  • Is the pediatrician on your insurance plan? If you don't have insurance or have a high deductible, then be sure to ask how much each visit costs and maybe compare it to other pediatric offices in the area.
  • What happens if I need advice after hours? Is a nurse or doctor available on-call to talk to me? Will I be charged for these calls?
  • Where are you located and do you have a satellite office?

Another practical matter to consider is whether you want to go with a group practice or a solo practitioner. The benefit of a solo practitioner or a pediatrician who is in an office by themself is that you can be sure that you will always see your own doctor.

The biggest downside is that if your pediatrician takes some time off, either for a vacation or if they take an afternoon off, then you may have to wait for an appointment or go to another office.

In a group practice, you usually see your own pediatrician when they are in the office and have the benefit of seeing another doctor if they are out. Larger offices often have the benefit of sharing expenses and may have more equipment in the office, such as a lab, so that you don't have to go somewhere else to get blood work done.

Once you find a pediatrician you think you might like, consider scheduling a "new parent" consult to interview them before your baby arrives.

Interviewing Pediatricians

Although you can typically narrow down your choice of pediatricians by figuring out who is on your insurance plan and in your area, who is accepting new patients and getting some recommendations from friends and family, the best way to find a good pediatrician is to actually set up an appointment and meet with a few.

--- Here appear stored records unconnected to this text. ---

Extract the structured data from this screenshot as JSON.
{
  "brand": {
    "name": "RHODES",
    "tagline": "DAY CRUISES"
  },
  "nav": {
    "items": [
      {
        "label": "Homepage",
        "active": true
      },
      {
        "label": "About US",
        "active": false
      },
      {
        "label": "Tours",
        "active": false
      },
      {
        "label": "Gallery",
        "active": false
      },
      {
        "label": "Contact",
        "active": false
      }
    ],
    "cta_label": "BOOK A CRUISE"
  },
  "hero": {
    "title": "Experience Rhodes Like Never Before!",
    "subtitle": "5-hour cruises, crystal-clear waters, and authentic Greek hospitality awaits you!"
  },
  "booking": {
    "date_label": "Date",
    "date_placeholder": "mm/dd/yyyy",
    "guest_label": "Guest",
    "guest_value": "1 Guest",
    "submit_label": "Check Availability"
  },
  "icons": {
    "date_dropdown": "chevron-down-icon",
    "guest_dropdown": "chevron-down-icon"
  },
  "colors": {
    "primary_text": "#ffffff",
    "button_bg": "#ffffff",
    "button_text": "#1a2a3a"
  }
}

Keep in mind that while most parents like to think that they are looking for a good pediatrician, you are mostly looking for a pediatrician who is good for you and your family. And that often comes down to how well your personalities fit together.

A couple of good questions to ask during this interview to help figure out if you have found a good fit include:

Also, setting up an appointment to interview a pediatrician is something you can do when you are pregnant as well as if you already have kids and have moved to a new area or simply want to change doctors. Plus, it's always a good idea to meet with a few doctors before choosing a new pediatrician.

Most importantly, remember that it doesn't necessarily matter whether or not your pediatrician went to the best medical school or finished first in their class, so those aren't very important things to ask about.

You are really looking for someone who is going to care about your child, listen to and respond to your needs, and be available when you need her. And while you may have to initially trust your instincts that you found the right pediatrician, it may take several visits or even several years to know for sure.

By Vincent Iannelli, MD
Vincent Iannelli, MD, is a board-certified pediatrician and fellow of the American Academy of Pediatrics. Dr. Iannelli has cared for children for more than 20 years.